If you’re a working groom and won’t be dropping off your bag at the ringside, it’s often best to keep your wallet, phone, and car keys handy throughout the day because you never know when you’ll get a chance to get back to the trailer or visit the concession stand. It’s also a good idea to keep a copy of all relevant paperwork, your passport, your dressage test omnibus and so on in a separate waterproof courier case or compact folder. You will feel calmer knowing these items aren’t floating around the trailer floor or somewhere in the tack room stall when you desperately need them in a crunch for time.

If you’re a rider grooming for yourself and need to leave your bag somewhere safe while you ride, you can ask a friend, your coach, or parent to watch it during your warm-up and run. If you’re showing solo, you might opt to leave irreplaceable valuables in a safely locked tack stall or vehicle. Avoid leaving your bag completely unattended alongside a busy warm-up ring.

In a separate pouch or pocket, pack mini versions of fly spray, sunscreen, a collapsible hat, lip gloss, aspirin, extra socks, sunglasses, hair ties, bandaids, and anything else you need to feel like a human in any weather conditions. If you can fit a rain slicker or a rolled-up windbreaker or vest with a hood into a side compartment, even better.

It’s important to bring nutritious food that will not be squished, melted, or spoiled, like protein bars, nuts, dried fruit, or rice cakes. Bringing reusable water bottles and/or a thermal coffee mug is also a great idea. Plastic bags or a reusable grocery bag can be very helpful to carry extras or keep things dry.

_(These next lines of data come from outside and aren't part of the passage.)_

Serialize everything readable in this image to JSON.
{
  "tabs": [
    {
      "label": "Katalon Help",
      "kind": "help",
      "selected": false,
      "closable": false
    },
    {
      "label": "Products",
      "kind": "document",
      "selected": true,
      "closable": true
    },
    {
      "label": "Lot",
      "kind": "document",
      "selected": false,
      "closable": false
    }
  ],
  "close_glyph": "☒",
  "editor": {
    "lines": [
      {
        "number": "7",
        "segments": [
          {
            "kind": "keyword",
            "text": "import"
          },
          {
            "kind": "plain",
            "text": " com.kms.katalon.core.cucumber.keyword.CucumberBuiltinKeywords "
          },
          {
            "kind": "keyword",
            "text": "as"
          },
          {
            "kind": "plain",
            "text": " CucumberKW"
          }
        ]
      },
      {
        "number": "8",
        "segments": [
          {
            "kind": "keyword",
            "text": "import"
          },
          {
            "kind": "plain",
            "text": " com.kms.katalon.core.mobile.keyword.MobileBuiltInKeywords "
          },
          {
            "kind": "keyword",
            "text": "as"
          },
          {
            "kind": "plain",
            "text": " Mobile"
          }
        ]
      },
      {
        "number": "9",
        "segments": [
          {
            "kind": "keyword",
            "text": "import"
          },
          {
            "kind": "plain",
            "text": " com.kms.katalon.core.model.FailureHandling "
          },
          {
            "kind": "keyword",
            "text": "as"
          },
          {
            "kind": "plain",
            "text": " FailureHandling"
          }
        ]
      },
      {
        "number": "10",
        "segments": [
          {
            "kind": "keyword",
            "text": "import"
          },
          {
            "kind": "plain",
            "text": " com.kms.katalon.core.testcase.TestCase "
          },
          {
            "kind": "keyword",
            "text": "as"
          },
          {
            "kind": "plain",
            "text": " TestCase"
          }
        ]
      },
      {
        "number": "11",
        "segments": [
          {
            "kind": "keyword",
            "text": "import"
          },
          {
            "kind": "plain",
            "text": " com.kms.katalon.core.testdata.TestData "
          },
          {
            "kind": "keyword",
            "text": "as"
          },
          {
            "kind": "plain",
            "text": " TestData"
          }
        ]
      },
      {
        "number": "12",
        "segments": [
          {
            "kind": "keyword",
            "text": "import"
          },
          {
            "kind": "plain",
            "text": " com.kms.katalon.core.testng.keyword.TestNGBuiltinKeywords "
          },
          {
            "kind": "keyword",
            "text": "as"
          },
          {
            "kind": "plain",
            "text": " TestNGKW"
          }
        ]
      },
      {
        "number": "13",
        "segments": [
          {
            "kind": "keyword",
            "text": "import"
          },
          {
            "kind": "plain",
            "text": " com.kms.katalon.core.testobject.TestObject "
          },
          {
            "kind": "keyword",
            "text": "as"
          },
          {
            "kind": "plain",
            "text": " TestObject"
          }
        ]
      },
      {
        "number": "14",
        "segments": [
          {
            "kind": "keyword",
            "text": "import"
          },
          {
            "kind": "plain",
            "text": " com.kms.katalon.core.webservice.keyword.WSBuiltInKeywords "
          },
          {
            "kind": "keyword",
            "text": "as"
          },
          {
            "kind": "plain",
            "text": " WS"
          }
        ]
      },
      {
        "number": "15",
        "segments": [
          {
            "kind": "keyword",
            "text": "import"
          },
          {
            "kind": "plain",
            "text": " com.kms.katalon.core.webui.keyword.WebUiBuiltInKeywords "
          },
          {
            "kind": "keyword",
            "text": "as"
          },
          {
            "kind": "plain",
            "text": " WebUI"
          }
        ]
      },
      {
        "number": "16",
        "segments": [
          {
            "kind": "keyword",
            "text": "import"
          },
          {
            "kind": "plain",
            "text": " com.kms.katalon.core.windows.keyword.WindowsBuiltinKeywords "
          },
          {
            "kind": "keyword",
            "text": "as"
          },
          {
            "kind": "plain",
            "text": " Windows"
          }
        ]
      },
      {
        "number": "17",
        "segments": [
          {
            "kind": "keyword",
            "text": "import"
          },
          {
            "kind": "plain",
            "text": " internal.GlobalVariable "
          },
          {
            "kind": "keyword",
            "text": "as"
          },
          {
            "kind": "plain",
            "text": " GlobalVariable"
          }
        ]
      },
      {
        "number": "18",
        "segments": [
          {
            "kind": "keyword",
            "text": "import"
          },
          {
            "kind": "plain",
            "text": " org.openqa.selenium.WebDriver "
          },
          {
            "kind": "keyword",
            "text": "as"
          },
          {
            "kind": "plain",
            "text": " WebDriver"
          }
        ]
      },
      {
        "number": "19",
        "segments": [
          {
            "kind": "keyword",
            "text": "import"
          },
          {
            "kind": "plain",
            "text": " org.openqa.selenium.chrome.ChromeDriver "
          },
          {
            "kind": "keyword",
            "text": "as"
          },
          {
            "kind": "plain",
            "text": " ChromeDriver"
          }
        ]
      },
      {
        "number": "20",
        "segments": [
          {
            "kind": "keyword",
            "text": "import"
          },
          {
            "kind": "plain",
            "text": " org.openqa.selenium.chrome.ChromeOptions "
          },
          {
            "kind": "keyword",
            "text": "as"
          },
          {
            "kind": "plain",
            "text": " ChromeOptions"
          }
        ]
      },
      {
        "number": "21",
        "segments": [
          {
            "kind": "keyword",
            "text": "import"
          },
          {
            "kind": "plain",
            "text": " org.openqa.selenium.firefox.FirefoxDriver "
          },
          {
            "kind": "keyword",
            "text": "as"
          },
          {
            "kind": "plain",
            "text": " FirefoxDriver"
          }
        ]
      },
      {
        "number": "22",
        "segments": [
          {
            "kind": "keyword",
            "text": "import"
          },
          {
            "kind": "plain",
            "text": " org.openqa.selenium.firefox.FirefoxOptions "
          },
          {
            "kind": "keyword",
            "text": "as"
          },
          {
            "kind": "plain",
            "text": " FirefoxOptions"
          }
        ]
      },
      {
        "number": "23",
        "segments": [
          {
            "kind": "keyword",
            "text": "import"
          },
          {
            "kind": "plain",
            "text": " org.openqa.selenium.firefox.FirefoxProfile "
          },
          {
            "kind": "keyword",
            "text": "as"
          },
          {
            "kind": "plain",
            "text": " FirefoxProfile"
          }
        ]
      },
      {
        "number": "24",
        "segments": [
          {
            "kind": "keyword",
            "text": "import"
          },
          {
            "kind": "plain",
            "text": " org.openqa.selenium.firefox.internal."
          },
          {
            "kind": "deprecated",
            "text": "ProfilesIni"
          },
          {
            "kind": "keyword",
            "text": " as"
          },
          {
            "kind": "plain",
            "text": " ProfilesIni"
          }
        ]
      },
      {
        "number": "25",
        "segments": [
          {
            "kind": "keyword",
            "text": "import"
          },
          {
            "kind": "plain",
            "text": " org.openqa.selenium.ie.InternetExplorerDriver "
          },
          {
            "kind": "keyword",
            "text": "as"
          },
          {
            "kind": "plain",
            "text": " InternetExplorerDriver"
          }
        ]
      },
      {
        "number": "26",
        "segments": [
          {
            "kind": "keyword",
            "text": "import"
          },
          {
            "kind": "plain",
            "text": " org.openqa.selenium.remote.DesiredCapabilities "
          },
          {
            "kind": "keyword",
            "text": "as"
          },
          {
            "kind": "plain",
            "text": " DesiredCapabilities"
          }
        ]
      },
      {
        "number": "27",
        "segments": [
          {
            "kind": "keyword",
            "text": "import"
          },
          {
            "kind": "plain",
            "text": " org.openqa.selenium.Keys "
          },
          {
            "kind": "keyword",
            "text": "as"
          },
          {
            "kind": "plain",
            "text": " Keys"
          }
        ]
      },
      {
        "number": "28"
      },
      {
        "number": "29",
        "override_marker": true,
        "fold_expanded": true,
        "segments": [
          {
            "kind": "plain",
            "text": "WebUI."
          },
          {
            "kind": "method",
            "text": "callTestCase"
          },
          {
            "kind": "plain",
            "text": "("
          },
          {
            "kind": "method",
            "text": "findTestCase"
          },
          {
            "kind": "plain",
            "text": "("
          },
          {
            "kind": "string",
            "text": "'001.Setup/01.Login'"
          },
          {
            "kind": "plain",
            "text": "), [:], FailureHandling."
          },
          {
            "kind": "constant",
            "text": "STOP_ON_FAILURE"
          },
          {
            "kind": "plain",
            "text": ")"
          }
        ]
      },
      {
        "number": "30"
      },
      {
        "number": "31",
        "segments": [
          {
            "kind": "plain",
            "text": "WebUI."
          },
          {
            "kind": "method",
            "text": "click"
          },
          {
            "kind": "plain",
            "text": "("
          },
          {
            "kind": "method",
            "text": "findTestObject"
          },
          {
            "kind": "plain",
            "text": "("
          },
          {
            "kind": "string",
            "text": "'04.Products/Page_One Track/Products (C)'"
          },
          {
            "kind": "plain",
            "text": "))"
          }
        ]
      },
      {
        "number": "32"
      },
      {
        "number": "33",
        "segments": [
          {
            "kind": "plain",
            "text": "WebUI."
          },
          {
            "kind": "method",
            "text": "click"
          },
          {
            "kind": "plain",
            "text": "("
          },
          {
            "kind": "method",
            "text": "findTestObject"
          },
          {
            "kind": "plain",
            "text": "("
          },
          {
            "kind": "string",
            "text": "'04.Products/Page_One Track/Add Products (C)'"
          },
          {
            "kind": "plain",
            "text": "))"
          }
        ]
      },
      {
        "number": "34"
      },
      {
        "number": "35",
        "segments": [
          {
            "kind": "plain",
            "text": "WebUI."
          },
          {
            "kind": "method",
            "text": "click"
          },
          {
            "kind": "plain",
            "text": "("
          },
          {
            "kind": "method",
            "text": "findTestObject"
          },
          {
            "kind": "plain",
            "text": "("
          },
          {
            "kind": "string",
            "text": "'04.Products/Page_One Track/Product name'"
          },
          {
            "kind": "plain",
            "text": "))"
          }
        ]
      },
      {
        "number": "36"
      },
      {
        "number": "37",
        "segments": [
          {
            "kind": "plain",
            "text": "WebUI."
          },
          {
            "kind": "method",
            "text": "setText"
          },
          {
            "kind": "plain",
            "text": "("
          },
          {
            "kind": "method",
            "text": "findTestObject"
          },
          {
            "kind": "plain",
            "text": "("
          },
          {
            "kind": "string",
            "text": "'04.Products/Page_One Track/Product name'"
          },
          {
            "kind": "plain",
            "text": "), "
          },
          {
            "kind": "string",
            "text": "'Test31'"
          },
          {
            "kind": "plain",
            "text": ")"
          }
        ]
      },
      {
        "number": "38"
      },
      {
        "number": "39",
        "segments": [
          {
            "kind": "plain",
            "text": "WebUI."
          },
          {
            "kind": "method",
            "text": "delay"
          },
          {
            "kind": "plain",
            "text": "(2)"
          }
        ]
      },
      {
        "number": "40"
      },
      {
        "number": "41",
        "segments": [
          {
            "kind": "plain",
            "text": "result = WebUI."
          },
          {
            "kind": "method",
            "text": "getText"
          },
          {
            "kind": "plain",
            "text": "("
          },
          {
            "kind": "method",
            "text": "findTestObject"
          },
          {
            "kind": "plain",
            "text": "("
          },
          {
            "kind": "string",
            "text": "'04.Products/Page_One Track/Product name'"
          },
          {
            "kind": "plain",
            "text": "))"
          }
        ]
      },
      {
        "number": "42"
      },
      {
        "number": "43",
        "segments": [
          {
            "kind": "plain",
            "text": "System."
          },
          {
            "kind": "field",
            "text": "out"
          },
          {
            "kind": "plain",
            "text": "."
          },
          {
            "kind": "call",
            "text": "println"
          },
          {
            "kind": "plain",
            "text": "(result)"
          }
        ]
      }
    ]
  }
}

You will also likely be recruited to hold someone else’s car keys, gloves, power snack, phone, etc., and it doesn’t hurt to have a designated pocket or pouch for this, too!